He said the inclusion of the Liberation of Tamil Tigers Eelam (LTTE) in the list of terrorist groups was under the purview of the Home Minister, as stated in the laws of the country.
“For the record, besides Malaysia, other countries have also declared and maintained LTTE as a terror group in their list of terrorist groups.
“This includes India, Canada, the United States and the United Kingdom,” he said in a statement yesterday.
Muhyiddin was responding to Attorney General Tan Sri Tommy Thomas who had dropped 34 charges against 12 Malaysian men who were accused of being involved with the now defunct LTTE.
Muhyiddin said the government had gazetted LTTE as a terrorist organisation in November 2014, and based on latest information from the authorities, he had sufficient proof to maintain it in the list.
“This group is believed to have an ideology that can cause a threat to the safety of the public and the country.
“Therefore, it is the duty of the authorities to take action according to the law to contain the spread of any ideology and activity related to the group,” he said.
Muhyiddin said the listing of LTTE was made under Section 66B (1) of the Anti-Money Laundering, Anti-Terrorism Financing and Proceeds From Illegal Activities Act 2001.
“The listing of the entity is based on the latest intelligence from the authorities such as the police and other agencies,” he said.
Thomas announced the decision to drop the case against the 12 on Friday, saying that this was based on his constitutional discretionary powers after finding insufficient evidence that it would lead to a “no realistic prospect of conviction”.
The 12, including two DAP state assemblymen – Melaka state exco member G. Saminathan and Negri Sembilan assemblyman P. Gunasekaran, were detained under Sosma and charged under Section 130 of the Penal Code for allegedly supporting terrorism and having links to LTTE.

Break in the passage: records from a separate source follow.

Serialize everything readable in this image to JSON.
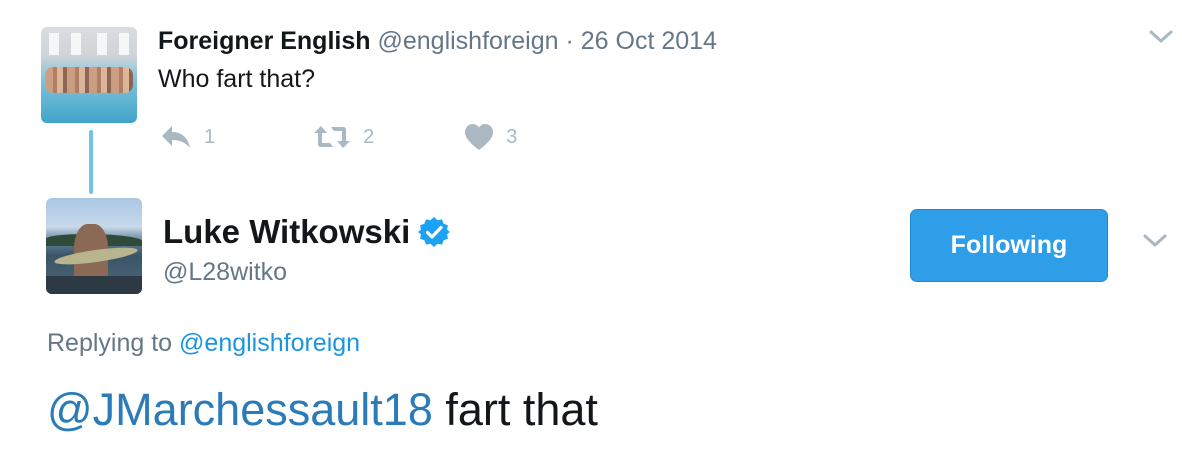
{
  "parent_tweet": {
    "author_name": "Foreigner English",
    "author_handle": "@englishforeign",
    "separator": " · ",
    "date": "26 Oct 2014",
    "text": "Who fart that?",
    "reply_count": "1",
    "retweet_count": "2",
    "like_count": "3"
  },
  "main_tweet": {
    "author_name": "Luke Witkowski",
    "author_handle": "@L28witko",
    "verified": true,
    "follow_label": "Following",
    "replying_prefix": "Replying to ",
    "replying_to": "@englishforeign",
    "mention": "@JMarchessault18",
    "text": " fart that"
  },
  "icons": {
    "reply": "reply-icon",
    "retweet": "retweet-icon",
    "like": "heart-icon",
    "verified": "verified-badge-icon",
    "menu": "chevron-down-icon"
  },
  "colors": {
    "accent": "#1b95e0",
    "follow_button": "#2e9ee8",
    "muted": "#657786",
    "action_icons": "#aab8c2",
    "thread_line": "#6ec3e8"
  }
}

They were detained by the Counter Terrorism Division on Oct 10 and 12, 2019 in various parts of the country.